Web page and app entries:
__________

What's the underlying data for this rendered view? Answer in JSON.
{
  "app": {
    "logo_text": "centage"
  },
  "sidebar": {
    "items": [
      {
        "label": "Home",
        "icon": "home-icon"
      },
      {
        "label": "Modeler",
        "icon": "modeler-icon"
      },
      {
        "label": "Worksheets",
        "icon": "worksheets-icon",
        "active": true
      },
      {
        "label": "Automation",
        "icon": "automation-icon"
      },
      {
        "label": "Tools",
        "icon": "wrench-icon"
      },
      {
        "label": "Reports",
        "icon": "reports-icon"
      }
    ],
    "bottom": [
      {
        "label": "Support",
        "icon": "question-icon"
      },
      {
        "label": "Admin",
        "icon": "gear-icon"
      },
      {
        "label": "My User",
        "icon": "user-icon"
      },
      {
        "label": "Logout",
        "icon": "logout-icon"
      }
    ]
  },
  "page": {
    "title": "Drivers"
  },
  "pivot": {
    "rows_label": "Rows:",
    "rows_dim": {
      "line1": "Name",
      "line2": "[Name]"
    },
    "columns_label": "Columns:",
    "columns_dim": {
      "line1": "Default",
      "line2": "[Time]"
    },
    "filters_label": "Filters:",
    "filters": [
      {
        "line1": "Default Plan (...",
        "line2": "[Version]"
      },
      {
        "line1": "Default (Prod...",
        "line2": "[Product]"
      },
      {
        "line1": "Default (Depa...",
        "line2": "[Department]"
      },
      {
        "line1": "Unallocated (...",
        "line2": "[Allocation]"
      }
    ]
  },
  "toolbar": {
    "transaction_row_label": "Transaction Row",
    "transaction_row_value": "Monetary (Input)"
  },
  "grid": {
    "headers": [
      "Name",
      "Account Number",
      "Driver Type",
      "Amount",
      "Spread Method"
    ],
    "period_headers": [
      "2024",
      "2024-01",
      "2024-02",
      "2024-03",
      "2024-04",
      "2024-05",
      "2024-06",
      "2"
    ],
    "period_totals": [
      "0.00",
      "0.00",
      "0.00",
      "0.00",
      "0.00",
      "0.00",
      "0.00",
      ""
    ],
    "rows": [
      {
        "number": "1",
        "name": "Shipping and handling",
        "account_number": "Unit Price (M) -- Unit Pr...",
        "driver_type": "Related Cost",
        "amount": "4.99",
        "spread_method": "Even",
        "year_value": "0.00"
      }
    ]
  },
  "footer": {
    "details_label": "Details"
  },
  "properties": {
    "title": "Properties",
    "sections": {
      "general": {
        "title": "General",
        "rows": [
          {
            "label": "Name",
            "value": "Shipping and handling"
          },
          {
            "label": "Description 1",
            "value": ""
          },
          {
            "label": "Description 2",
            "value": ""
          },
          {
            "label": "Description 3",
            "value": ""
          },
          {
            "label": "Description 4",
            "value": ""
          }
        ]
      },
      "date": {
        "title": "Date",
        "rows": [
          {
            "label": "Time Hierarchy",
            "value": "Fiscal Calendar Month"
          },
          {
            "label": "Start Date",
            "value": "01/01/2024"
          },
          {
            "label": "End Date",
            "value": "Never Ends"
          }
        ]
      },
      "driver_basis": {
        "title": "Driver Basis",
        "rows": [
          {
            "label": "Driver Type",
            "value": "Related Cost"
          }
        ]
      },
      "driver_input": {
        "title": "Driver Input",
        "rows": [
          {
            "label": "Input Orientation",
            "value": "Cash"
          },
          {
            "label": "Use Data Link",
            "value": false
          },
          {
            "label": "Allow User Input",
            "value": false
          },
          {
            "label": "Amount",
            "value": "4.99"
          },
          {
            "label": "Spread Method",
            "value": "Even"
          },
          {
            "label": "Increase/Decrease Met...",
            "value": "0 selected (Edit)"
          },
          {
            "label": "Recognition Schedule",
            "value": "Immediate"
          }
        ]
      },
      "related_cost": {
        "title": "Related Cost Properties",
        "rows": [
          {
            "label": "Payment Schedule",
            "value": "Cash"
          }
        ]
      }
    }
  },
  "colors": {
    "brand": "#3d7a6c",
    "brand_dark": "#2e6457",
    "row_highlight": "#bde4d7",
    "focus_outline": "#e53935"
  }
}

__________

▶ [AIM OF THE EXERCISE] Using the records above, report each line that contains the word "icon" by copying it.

▶ [FINAL ANSWER]
        "icon": "home-icon"
        "icon": "modeler-icon"
        "icon": "worksheets-icon",
        "icon": "automation-icon"
        "icon": "wrench-icon"
        "icon": "reports-icon"
        "icon": "question-icon"
        "icon": "gear-icon"
        "icon": "user-icon"
        "icon": "logout-icon"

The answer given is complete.